Sunday, December 17, 2006

Who I Am

I’ve been thinking a lot about identity and images and what certains icons or symbols say about people. In particular, I’ve been thinking about my blog and what someone might learn or assume about me in a passing glance. What impressions I’m leaving. How I come across. Is it accurate? Is it who I really am? I try to be honest, but I still realize that unless we know someone well, we really only make judgments and assumptions about them based on our own perceptions.

It got me to thinking about who I am. Here are a few things about me that may or may not come across here on Charity Grace. I’m a young wife, a pastor’s wife. I’m the mother of 3 small children. I was homeschooled and I homeschool my own kids. I grew up in a large family (5 children) and I hope to have a large family of my own one day. I’m not a Baptist, I’m a Christian whom God has placed in a Baptist church. I grew up in the country and some day I’d love to live in the country again. I like to cook whole, natural foods for my family. I’m a full-time homemaker, something I’m so grateful for. I love to stretch a dollar. I’m passionate about the benefits of breastfeeding for my babies. I’m into old stuff, especially anything retro. The only retro thing I can think of that I don’t like is furniture. In that regard I’m more into some blend of shaker and craftsman styles. I live in the deep South. I grew up near the Mexican border. I love to craft. I’m an incurable girly-girl, and I love pink (surprised?), nail polish, lipstick, skirts, and dangly earrings.

If you’ve made it through this self-absorbed laundry list, congratulations, because I’m about to let you in on a little secret. That’s not who I am. Those things are not where I find my identity. Those things are not what I’m about. They are just frou-frou.

Here’s who I am: a Christ-follower. A child of God. Period.

If all those other things were stripped away, who I am would still remain. Because who I am is about the heart. And who I am is—or should be—reflected in my character. (Yes, I know, scary.)

If I find my identity in my lifestyle, the center of my being is on shaky ground. A lifestyle can be gone in a moment. If I find my identity in my family, I’ll be lost when my nest is empty. If I find my identity in my home décor, then I will feel uneasy when I’m not able to decorate my house just the way I want it. If I find my identity in crafting, arthritis or failing eyesight that could come with age would throw me into depression.

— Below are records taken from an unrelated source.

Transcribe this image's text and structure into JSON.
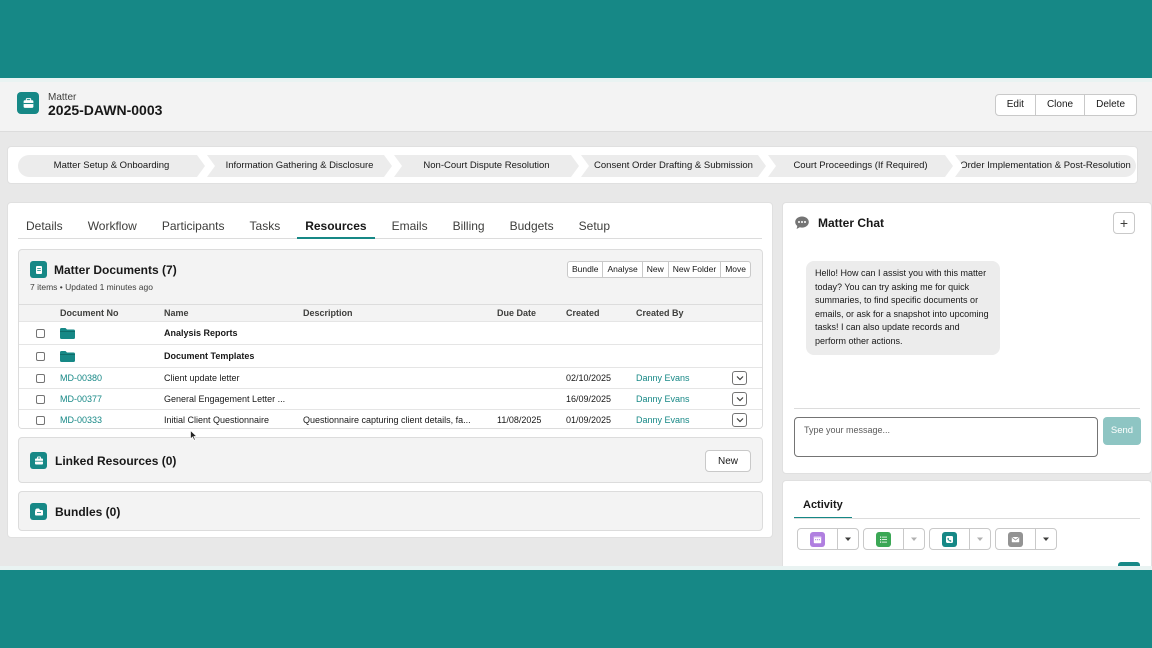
{
  "header": {
    "object_type": "Matter",
    "record_name": "2025-DAWN-0003",
    "actions": [
      "Edit",
      "Clone",
      "Delete"
    ]
  },
  "path": {
    "steps": [
      "Matter Setup & Onboarding",
      "Information Gathering & Disclosure",
      "Non-Court Dispute Resolution",
      "Consent Order Drafting & Submission",
      "Court Proceedings (If Required)",
      "Order Implementation & Post-Resolution"
    ]
  },
  "tabs": [
    "Details",
    "Workflow",
    "Participants",
    "Tasks",
    "Resources",
    "Emails",
    "Billing",
    "Budgets",
    "Setup"
  ],
  "active_tab": "Resources",
  "documents": {
    "title": "Matter Documents (7)",
    "subtitle": "7 items • Updated 1 minutes ago",
    "actions": [
      "Bundle",
      "Analyse",
      "New",
      "New Folder",
      "Move"
    ],
    "columns": [
      "Document No",
      "Name",
      "Description",
      "Due Date",
      "Created",
      "Created By"
    ],
    "folders": [
      {
        "name": "Analysis Reports"
      },
      {
        "name": "Document Templates"
      }
    ],
    "rows": [
      {
        "doc_no": "MD-00380",
        "name": "Client update letter",
        "description": "",
        "due_date": "",
        "created": "02/10/2025",
        "created_by": "Danny Evans"
      },
      {
        "doc_no": "MD-00377",
        "name": "General Engagement Letter ...",
        "description": "",
        "due_date": "",
        "created": "16/09/2025",
        "created_by": "Danny Evans"
      },
      {
        "doc_no": "MD-00333",
        "name": "Initial Client Questionnaire",
        "description": "Questionnaire capturing client details, fa...",
        "due_date": "11/08/2025",
        "created": "01/09/2025",
        "created_by": "Danny Evans"
      }
    ]
  },
  "linked_resources": {
    "title": "Linked Resources (0)",
    "new_label": "New"
  },
  "bundles": {
    "title": "Bundles (0)"
  },
  "chat": {
    "title": "Matter Chat",
    "plus_label": "+",
    "message": "Hello! How can I assist you with this matter today? You can try asking me for quick summaries, to find specific documents or emails, or ask for a snapshot into upcoming tasks! I can also update records and perform other actions.",
    "input_placeholder": "Type your message...",
    "send_label": "Send"
  },
  "activity": {
    "tab_label": "Activity",
    "buttons": [
      {
        "icon": "calendar-icon",
        "color": "#b07fe0"
      },
      {
        "icon": "task-icon",
        "color": "#3ba755"
      },
      {
        "icon": "phone-icon",
        "color": "#168886"
      },
      {
        "icon": "email-icon",
        "color": "#939393"
      }
    ]
  },
  "colors": {
    "brand": "#168886",
    "link": "#168886"
  }
}
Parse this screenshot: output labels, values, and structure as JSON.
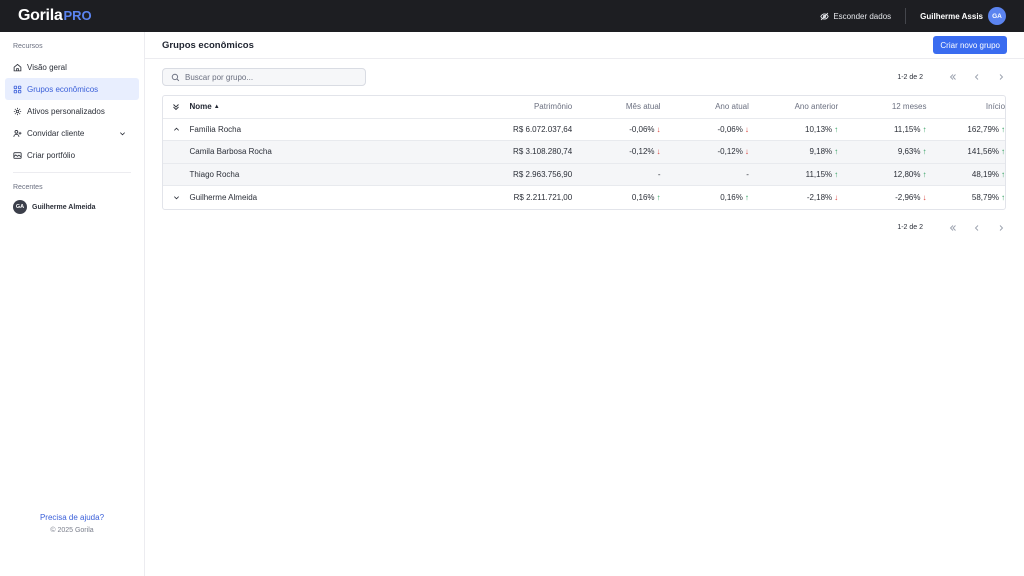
{
  "topbar": {
    "logo_main": "Gorila",
    "logo_pro": "PRO",
    "hide_data_label": "Esconder dados",
    "user_name": "Guilherme Assis",
    "user_initials": "GA"
  },
  "sidebar": {
    "section_resources": "Recursos",
    "items": [
      {
        "label": "Visão geral",
        "icon": "home-icon"
      },
      {
        "label": "Grupos econômicos",
        "icon": "groups-icon"
      },
      {
        "label": "Ativos personalizados",
        "icon": "gear-icon"
      },
      {
        "label": "Convidar cliente",
        "icon": "invite-icon"
      },
      {
        "label": "Criar portfólio",
        "icon": "portfolio-icon"
      }
    ],
    "section_recent": "Recentes",
    "recent": [
      {
        "initials": "GA",
        "name": "Guilherme Almeida"
      }
    ],
    "help_link": "Precisa de ajuda?",
    "copyright": "© 2025 Gorila"
  },
  "main": {
    "title": "Grupos econômicos",
    "create_button": "Criar novo grupo",
    "search_placeholder": "Buscar por grupo...",
    "pager_text": "1-2 de 2"
  },
  "table": {
    "columns": {
      "name": "Nome",
      "patrimonio": "Patrimônio",
      "mes_atual": "Mês atual",
      "ano_atual": "Ano atual",
      "ano_anterior": "Ano anterior",
      "doze_meses": "12 meses",
      "inicio": "Início"
    },
    "rows": [
      {
        "name": "Família Rocha",
        "patrimonio": "R$ 6.072.037,64",
        "mes": "-0,06%",
        "ano": "-0,06%",
        "ant": "10,13%",
        "m12": "11,15%",
        "ini": "162,79%"
      },
      {
        "name": "Camila Barbosa Rocha",
        "patrimonio": "R$ 3.108.280,74",
        "mes": "-0,12%",
        "ano": "-0,12%",
        "ant": "9,18%",
        "m12": "9,63%",
        "ini": "141,56%"
      },
      {
        "name": "Thiago Rocha",
        "patrimonio": "R$ 2.963.756,90",
        "mes": "-",
        "ano": "-",
        "ant": "11,15%",
        "m12": "12,80%",
        "ini": "48,19%"
      },
      {
        "name": "Guilherme Almeida",
        "patrimonio": "R$ 2.211.721,00",
        "mes": "0,16%",
        "ano": "0,16%",
        "ant": "-2,18%",
        "m12": "-2,96%",
        "ini": "58,79%"
      }
    ]
  },
  "colors": {
    "accent": "#3a6cf0",
    "up": "#2c9c5c",
    "down": "#d9433c"
  }
}
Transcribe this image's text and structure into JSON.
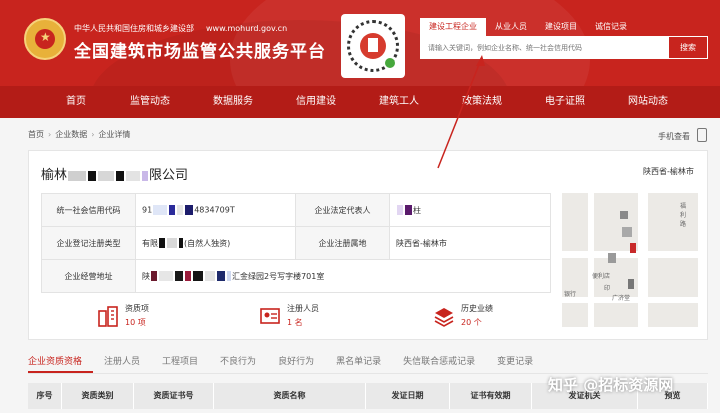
{
  "header": {
    "ministry": "中华人民共和国住房和城乡建设部",
    "ministry_url": "www.mohurd.gov.cn",
    "title": "全国建筑市场监管公共服务平台"
  },
  "search": {
    "tabs": [
      "建设工程企业",
      "从业人员",
      "建设项目",
      "诚信记录"
    ],
    "placeholder": "请输入关键词，例如企业名称、统一社会信用代码",
    "button": "搜索"
  },
  "nav": [
    "首页",
    "监管动态",
    "数据服务",
    "信用建设",
    "建筑工人",
    "政策法规",
    "电子证照",
    "网站动态"
  ],
  "breadcrumb": [
    "首页",
    "企业数据",
    "企业详情"
  ],
  "mobile_view": "手机查看",
  "company": {
    "name_prefix": "榆林",
    "name_suffix": "限公司",
    "region": "陕西省-榆林市",
    "fields": {
      "credit_code_label": "统一社会信用代码",
      "credit_code_value": "4834709T",
      "credit_code_prefix": "91",
      "legal_rep_label": "企业法定代表人",
      "legal_rep_value": "柱",
      "reg_type_label": "企业登记注册类型",
      "reg_type_value": "(自然人独资)",
      "reg_type_prefix": "有限",
      "reg_place_label": "企业注册属地",
      "reg_place_value": "陕西省-榆林市",
      "address_label": "企业经营地址",
      "address_prefix": "陕",
      "address_value": "汇金绿园2号写字楼701室"
    }
  },
  "stats": [
    {
      "label": "资质项",
      "value": "10 项"
    },
    {
      "label": "注册人员",
      "value": "1 名"
    },
    {
      "label": "历史业绩",
      "value": "20 个"
    }
  ],
  "map": {
    "labels": [
      "福",
      "利",
      "路",
      "便利店",
      "印",
      "广济堂",
      "银行"
    ]
  },
  "tabs": [
    "企业资质资格",
    "注册人员",
    "工程项目",
    "不良行为",
    "良好行为",
    "黑名单记录",
    "失信联合惩戒记录",
    "变更记录"
  ],
  "table_headers": [
    "序号",
    "资质类别",
    "资质证书号",
    "资质名称",
    "发证日期",
    "证书有效期",
    "发证机关",
    "预览"
  ],
  "watermark": "知乎 @招标资源网",
  "colors": {
    "brand": "#c8241e",
    "nav": "#b31c17"
  }
}
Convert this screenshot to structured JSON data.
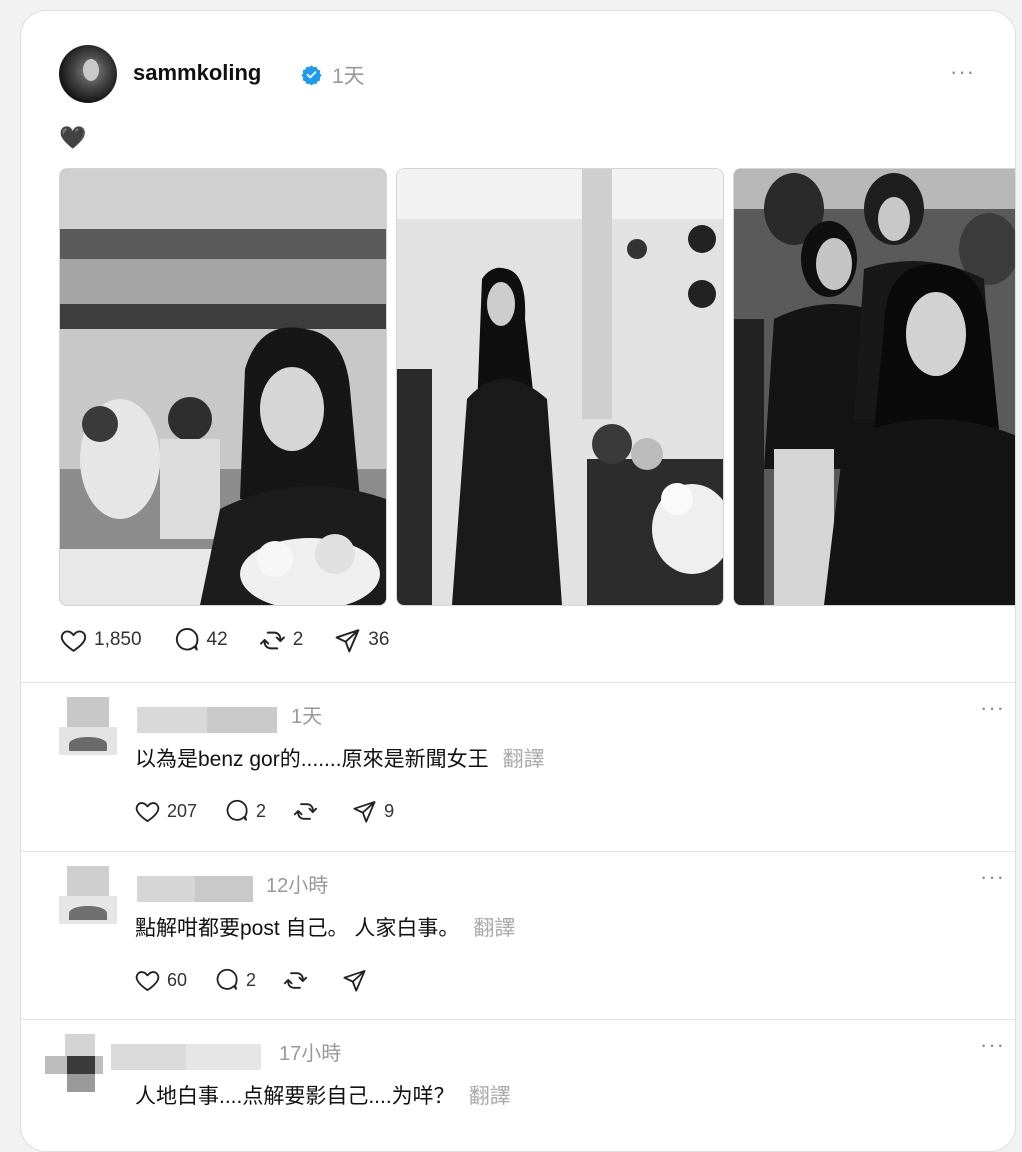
{
  "post": {
    "username": "sammkoling",
    "time": "1天",
    "caption": "🖤",
    "more_label": "···",
    "stats": {
      "likes": "1,850",
      "replies": "42",
      "reposts": "2",
      "shares": "36"
    },
    "images": [
      {
        "icon": "photo-woman-seated-flowers"
      },
      {
        "icon": "photo-woman-standing"
      },
      {
        "icon": "photo-woman-seated-crowd"
      }
    ]
  },
  "comments": [
    {
      "time": "1天",
      "text": "以為是benz gor的.......原來是新聞女王",
      "translate": "翻譯",
      "more_label": "···",
      "likes": "207",
      "replies": "2",
      "reposts": "",
      "shares": "9"
    },
    {
      "time": "12小時",
      "text": "點解咁都要post 自己。 人家白事。",
      "translate": "翻譯",
      "more_label": "···",
      "likes": "60",
      "replies": "2",
      "reposts": "",
      "shares": ""
    },
    {
      "time": "17小時",
      "text": "人地白事....点解要影自己....为咩？",
      "translate": "翻譯",
      "more_label": "···"
    }
  ],
  "colors": {
    "verified": "#1d9bf0",
    "muted_text": "#999999",
    "icon_stroke": "#222222"
  }
}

If I find my identity in Christ, I’m free. Free to embrace whatever He gives me and however He leads me. Free to just be his girl, trusting in His love, at peace with His plan. I don’t have to lean on the crutch of external categories. It’s not that I don’t love and enjoy God’s gifts in those areas of my life, or that they aren’t important, because they are—some more than others. But they don’t define me. If He leads me to spend my life in a high rise apartment where I develop a penchant for modern art (perish the thought!), who I am does not change. If I discover that by some surprise, He has only chosen to give me 3 children, I’m the same. If I never get to buy anything old and quaint again, it’s OK. At my center I’m secure. Because it’s not about me. It’s about Him. And He never changes.


Windy said...

Don't you just love God... He has made all of us unique in his own way, and that is what makes this world go round. :)

dh said...

I've never seen you jump like that. :}

Charity Grace said...

It is cool, Windy. When I really grasped God's truth about my identity and realized that all the other stuff was great, but not the most important "who I am", it freed me so much to let others be who God created them to be. Because we can all have different backgrounds and different likes and dislikes, yet still be one at heart, where it matters. I don't know if I'm even making sense...I just know that I can now be friends with all different kinds of people, even when they aren't just like me, because the inner life is what counts, not all the peripheral stuff. And it's such fun to see the uniqueness in each person. (In my case it's probably more eccentricity.)

Dh, I don't jump like that on the outside, just on the inside. What assumptions are you making about me based on that image? LOL, just kidding (except for the part about jumping on the inside).

Urka said...

An awesome post!